WHAT TO PRODUCE: Check the listing that follows and work out how many lines include "JSON". The reply is that number alone.
==== DATA TO EXAMINE
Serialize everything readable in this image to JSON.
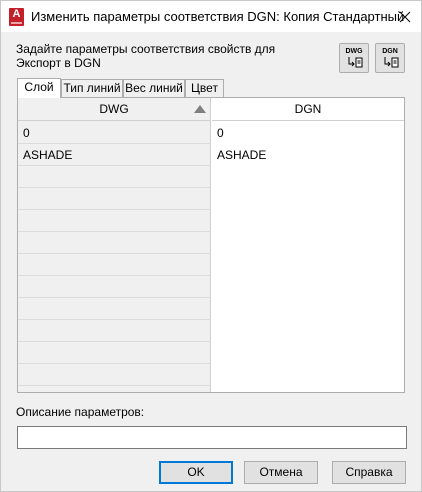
{
  "window": {
    "title": "Изменить параметры соответствия DGN: Копия Стандартный",
    "app_icon_letter": "A"
  },
  "description": "Задайте параметры соответствия свойств для Экспорт в DGN",
  "icon_buttons": {
    "dwg_label": "DWG",
    "dgn_label": "DGN"
  },
  "tabs": [
    "Слой",
    "Тип линий",
    "Вес линий",
    "Цвет"
  ],
  "active_tab": "Слой",
  "table": {
    "columns": [
      "DWG",
      "DGN"
    ],
    "sort_column": "DWG",
    "rows": [
      [
        "0",
        "0"
      ],
      [
        "ASHADE",
        "ASHADE"
      ]
    ]
  },
  "params": {
    "label": "Описание параметров:",
    "value": ""
  },
  "buttons": {
    "ok": "OK",
    "cancel": "Отмена",
    "help": "Справка"
  }
}
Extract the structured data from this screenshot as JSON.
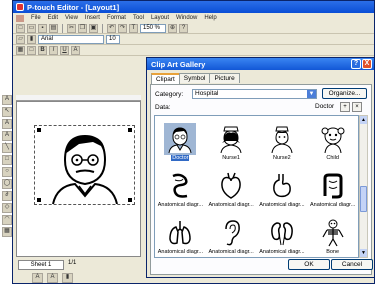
{
  "app": {
    "title": "P-touch Editor - [Layout1]"
  },
  "menu": [
    "File",
    "Edit",
    "View",
    "Insert",
    "Format",
    "Tool",
    "Layout",
    "Window",
    "Help"
  ],
  "toolbar": {
    "font": "Arial",
    "font_size": "10",
    "zoom": "150 %"
  },
  "sheet": {
    "tab": "Sheet 1",
    "page": "1/1"
  },
  "dialog": {
    "title": "Clip Art Gallery",
    "help": "?",
    "close": "X",
    "tabs": [
      "Clipart",
      "Symbol",
      "Picture"
    ],
    "category_label": "Category:",
    "category_value": "Hospital",
    "organize": "Organize...",
    "data_label": "Data:",
    "data_value": "Doctor",
    "ok": "OK",
    "cancel": "Cancel",
    "items": [
      {
        "label": "Doctor",
        "icon": "doctor-icon",
        "selected": true
      },
      {
        "label": "Nurse1",
        "icon": "nurse-icon"
      },
      {
        "label": "Nurse2",
        "icon": "nurse-icon"
      },
      {
        "label": "Child",
        "icon": "child-icon"
      },
      {
        "label": "Anatomical diagr...",
        "icon": "intestine-icon"
      },
      {
        "label": "Anatomical diagr...",
        "icon": "heart-icon"
      },
      {
        "label": "Anatomical diagr...",
        "icon": "stomach-icon"
      },
      {
        "label": "Anatomical diagr...",
        "icon": "colon-icon"
      },
      {
        "label": "Anatomical diagr...",
        "icon": "lungs-icon"
      },
      {
        "label": "Anatomical diagr...",
        "icon": "ear-icon"
      },
      {
        "label": "Anatomical diagr...",
        "icon": "kidney-icon"
      },
      {
        "label": "Bone",
        "icon": "skeleton-icon"
      }
    ]
  }
}
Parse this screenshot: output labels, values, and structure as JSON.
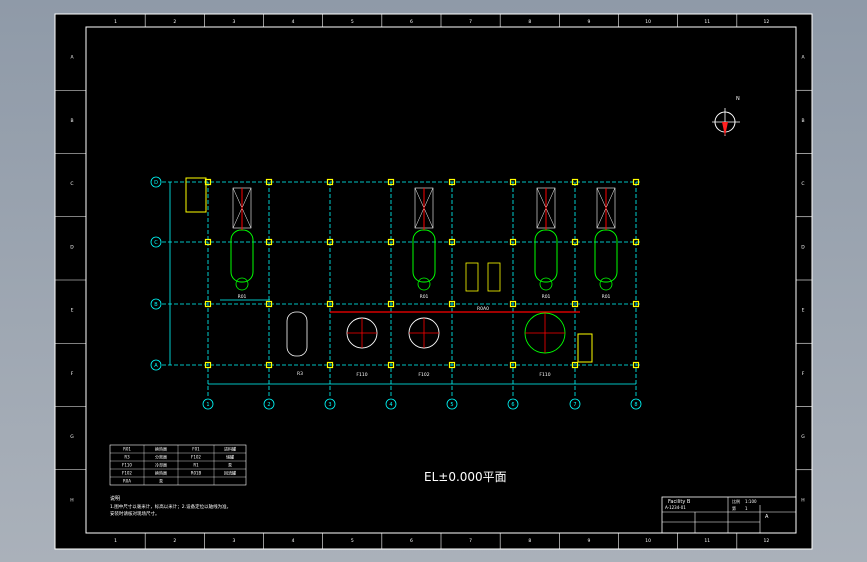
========
TASK OUTPUT: 3